Supplied records section start

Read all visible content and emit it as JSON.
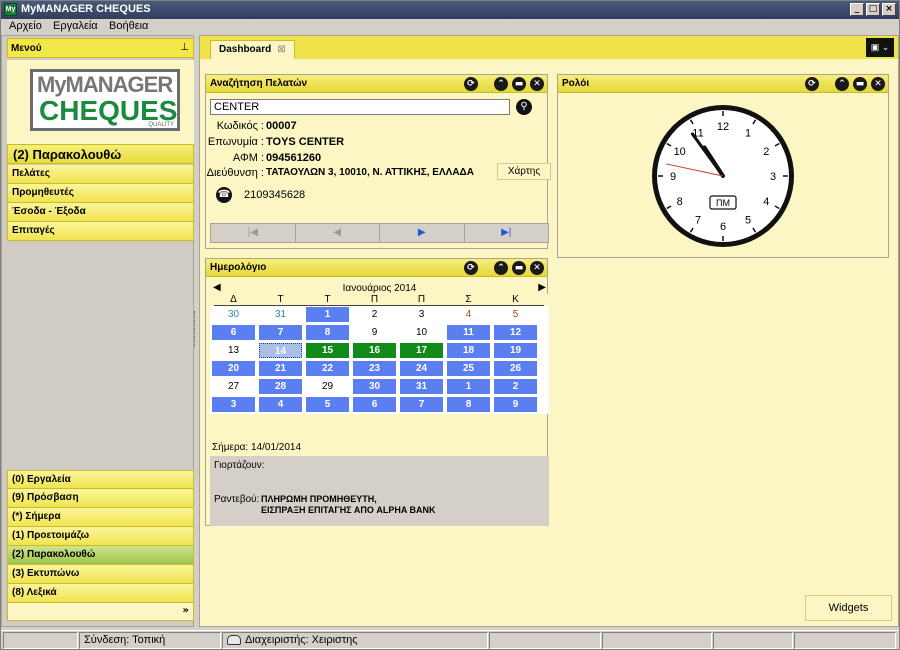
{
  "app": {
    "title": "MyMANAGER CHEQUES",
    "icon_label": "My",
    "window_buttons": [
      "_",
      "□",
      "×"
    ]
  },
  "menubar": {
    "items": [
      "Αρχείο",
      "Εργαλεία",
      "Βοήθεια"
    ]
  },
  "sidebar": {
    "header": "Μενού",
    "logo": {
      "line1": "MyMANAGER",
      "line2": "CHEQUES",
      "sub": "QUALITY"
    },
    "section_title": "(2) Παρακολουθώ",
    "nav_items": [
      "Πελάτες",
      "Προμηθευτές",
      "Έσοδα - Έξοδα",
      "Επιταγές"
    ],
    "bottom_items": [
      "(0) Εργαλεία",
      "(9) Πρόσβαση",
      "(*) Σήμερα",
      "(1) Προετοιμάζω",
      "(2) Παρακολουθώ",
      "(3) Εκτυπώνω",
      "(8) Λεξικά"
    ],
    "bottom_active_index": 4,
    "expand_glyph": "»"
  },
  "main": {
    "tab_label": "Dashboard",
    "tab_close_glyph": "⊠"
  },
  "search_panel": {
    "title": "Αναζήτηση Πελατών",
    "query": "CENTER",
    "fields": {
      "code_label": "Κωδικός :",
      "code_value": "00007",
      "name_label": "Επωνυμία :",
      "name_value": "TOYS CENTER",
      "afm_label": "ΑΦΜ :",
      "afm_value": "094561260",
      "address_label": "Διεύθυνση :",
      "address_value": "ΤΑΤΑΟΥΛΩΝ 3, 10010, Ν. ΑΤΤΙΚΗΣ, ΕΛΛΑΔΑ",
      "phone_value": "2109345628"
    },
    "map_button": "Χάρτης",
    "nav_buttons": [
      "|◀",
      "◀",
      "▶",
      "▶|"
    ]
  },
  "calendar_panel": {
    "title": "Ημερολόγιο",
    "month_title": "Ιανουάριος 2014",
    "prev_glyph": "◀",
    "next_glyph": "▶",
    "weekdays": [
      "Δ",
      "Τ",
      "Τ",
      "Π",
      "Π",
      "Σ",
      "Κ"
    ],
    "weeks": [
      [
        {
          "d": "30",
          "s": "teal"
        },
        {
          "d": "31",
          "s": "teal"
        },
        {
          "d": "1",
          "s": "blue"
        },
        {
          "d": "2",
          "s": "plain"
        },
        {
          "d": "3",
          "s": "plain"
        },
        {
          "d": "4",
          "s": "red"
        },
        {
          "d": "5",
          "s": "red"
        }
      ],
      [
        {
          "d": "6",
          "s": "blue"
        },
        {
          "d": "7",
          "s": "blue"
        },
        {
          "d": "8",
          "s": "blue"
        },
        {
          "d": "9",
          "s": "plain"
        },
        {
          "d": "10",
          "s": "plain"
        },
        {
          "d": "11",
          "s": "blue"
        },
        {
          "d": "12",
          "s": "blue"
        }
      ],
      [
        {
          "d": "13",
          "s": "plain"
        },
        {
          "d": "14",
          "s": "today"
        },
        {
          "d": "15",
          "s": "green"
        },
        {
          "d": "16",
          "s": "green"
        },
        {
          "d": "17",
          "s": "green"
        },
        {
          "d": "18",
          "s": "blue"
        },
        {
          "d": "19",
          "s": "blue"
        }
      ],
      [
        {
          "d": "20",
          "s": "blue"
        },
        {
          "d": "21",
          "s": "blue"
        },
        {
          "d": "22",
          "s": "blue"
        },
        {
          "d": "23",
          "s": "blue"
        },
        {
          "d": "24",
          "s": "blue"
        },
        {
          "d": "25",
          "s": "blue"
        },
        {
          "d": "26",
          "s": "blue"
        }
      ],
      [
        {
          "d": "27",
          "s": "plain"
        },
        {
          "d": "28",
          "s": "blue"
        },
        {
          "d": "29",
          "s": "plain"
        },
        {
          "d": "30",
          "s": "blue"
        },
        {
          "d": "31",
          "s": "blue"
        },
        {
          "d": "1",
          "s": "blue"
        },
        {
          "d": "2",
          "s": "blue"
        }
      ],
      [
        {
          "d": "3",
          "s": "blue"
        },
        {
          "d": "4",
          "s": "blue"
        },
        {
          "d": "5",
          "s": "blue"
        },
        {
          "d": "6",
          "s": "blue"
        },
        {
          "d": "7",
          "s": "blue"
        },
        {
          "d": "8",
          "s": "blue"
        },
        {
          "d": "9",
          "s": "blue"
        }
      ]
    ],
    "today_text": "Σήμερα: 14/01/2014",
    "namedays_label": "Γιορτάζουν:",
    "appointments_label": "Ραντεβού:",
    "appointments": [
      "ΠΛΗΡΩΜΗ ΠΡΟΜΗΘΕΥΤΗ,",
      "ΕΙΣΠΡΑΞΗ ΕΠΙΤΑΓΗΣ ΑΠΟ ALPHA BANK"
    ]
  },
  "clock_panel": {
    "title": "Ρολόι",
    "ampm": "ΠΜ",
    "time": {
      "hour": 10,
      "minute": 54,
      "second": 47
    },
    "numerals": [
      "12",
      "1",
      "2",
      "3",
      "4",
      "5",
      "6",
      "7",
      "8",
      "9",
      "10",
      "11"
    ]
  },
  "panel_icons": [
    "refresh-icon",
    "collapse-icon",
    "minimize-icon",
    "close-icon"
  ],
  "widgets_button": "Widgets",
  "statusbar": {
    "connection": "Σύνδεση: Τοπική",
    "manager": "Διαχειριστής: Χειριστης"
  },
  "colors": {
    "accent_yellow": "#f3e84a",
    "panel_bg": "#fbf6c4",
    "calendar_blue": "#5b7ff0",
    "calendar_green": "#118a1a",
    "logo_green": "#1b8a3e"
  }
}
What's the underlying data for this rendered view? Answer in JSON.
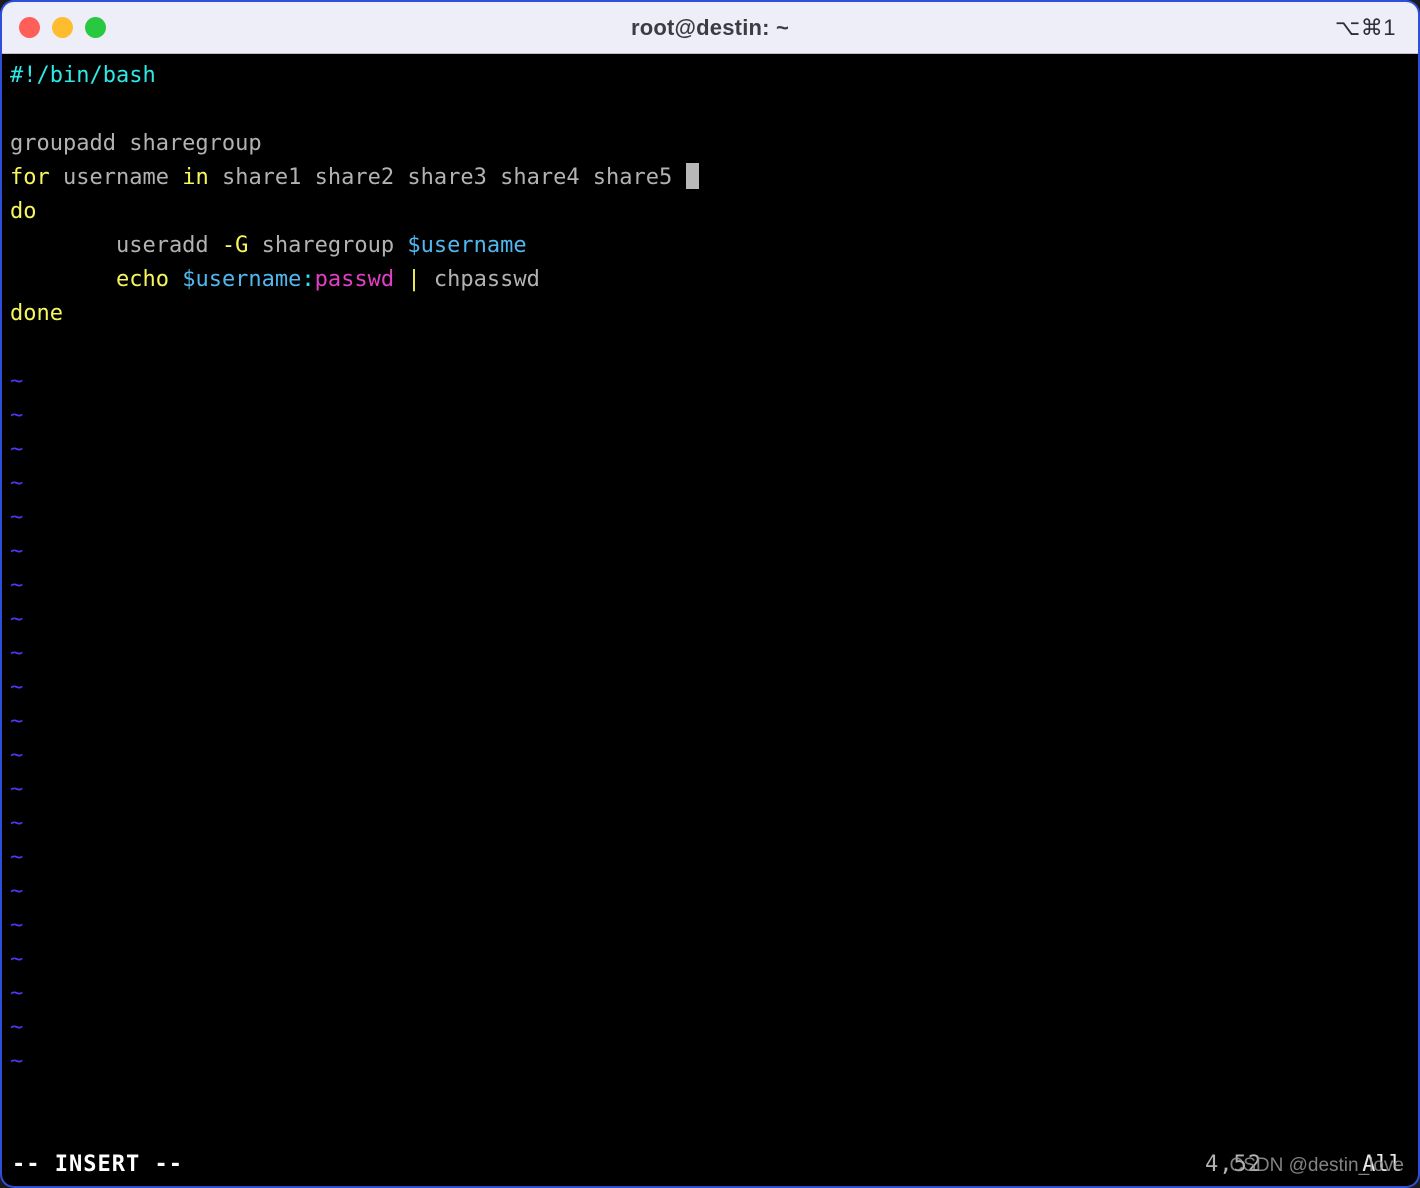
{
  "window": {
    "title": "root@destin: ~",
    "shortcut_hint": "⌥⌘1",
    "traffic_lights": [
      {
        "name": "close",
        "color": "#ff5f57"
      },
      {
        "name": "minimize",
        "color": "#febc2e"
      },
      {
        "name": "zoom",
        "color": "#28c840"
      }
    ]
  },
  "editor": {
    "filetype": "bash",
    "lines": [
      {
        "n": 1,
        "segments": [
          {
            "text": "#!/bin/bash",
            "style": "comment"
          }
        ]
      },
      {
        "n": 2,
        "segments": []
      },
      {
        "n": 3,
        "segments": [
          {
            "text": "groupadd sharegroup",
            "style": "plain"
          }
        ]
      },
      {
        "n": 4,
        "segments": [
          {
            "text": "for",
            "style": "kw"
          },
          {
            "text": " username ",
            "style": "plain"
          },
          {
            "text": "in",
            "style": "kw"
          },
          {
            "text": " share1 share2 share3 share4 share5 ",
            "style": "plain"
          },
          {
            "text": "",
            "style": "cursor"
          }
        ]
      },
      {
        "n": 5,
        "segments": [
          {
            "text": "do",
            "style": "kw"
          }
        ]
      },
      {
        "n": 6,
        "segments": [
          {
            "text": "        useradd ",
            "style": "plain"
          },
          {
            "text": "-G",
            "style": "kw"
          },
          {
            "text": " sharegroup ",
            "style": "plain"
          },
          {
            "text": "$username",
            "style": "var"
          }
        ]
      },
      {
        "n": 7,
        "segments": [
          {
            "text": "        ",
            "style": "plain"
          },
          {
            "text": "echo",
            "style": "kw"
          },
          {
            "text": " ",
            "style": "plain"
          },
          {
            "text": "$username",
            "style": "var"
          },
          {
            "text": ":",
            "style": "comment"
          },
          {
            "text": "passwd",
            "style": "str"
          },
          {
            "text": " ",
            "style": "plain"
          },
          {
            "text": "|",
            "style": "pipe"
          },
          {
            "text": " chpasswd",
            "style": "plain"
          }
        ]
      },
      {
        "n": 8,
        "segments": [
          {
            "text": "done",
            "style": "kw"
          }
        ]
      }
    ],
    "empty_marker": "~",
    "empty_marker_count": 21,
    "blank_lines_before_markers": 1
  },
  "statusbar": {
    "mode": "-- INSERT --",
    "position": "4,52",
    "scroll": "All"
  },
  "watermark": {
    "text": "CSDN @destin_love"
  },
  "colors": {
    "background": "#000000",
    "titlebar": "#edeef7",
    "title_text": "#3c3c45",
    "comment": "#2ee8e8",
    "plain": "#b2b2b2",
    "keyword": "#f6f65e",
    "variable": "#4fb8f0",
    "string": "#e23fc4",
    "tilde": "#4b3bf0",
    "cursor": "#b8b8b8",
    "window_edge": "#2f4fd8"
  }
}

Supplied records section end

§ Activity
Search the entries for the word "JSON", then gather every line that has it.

§ Output of the task
Read all visible content and emit it as JSON.
What's the underlying data for this rendered view? Answer in JSON.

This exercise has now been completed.